Dataset rows describing interfaces
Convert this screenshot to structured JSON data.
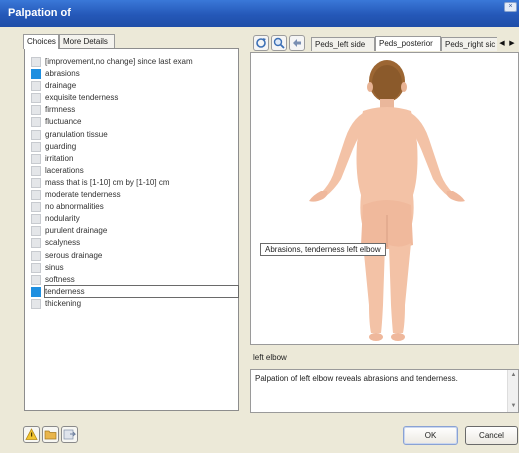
{
  "window": {
    "title": "Palpation of",
    "close_glyph": "×"
  },
  "left_tabs": [
    "Choices",
    "More Details"
  ],
  "choices": [
    {
      "label": "[improvement,no change] since last exam",
      "checked": false
    },
    {
      "label": "abrasions",
      "checked": true
    },
    {
      "label": "drainage",
      "checked": false
    },
    {
      "label": "exquisite tenderness",
      "checked": false
    },
    {
      "label": "firmness",
      "checked": false
    },
    {
      "label": "fluctuance",
      "checked": false
    },
    {
      "label": "granulation tissue",
      "checked": false
    },
    {
      "label": "guarding",
      "checked": false
    },
    {
      "label": "irritation",
      "checked": false
    },
    {
      "label": "lacerations",
      "checked": false
    },
    {
      "label": "mass that is [1-10] cm by [1-10] cm",
      "checked": false
    },
    {
      "label": "moderate tenderness",
      "checked": false
    },
    {
      "label": "no abnormalities",
      "checked": false
    },
    {
      "label": "nodularity",
      "checked": false
    },
    {
      "label": "purulent drainage",
      "checked": false
    },
    {
      "label": "scalyness",
      "checked": false
    },
    {
      "label": "serous drainage",
      "checked": false
    },
    {
      "label": "sinus",
      "checked": false
    },
    {
      "label": "softness",
      "checked": false
    },
    {
      "label": "tenderness",
      "checked": true,
      "focused": true
    },
    {
      "label": "thickening",
      "checked": false
    }
  ],
  "view_tabs": [
    "Peds_left side",
    "Peds_posterior",
    "Peds_right sic"
  ],
  "view_tools": [
    "rotate-icon",
    "zoom-icon",
    "back-arrow-icon"
  ],
  "scroll_arrows": [
    "◀",
    "▶"
  ],
  "tooltip": "Abrasions, tenderness left elbow",
  "location_label": "left elbow",
  "description": "Palpation of left elbow reveals abrasions and tenderness.",
  "desc_scroll": [
    "▲",
    "▼"
  ],
  "bottom_icons": [
    "warning-icon",
    "folder-icon",
    "export-icon"
  ],
  "buttons": {
    "ok": "OK",
    "cancel": "Cancel"
  },
  "colors": {
    "title_bar": "#2558b8",
    "check_accent": "#1e8fe0",
    "skin": "#f3c2a6",
    "hair": "#8b5a2b"
  }
}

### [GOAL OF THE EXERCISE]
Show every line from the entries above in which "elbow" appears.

### [PROBLEM SOLUTION]
  "tooltip": "Abrasions, tenderness left elbow",
  "location_label": "left elbow",
  "description": "Palpation of left elbow reveals abrasions and tenderness.",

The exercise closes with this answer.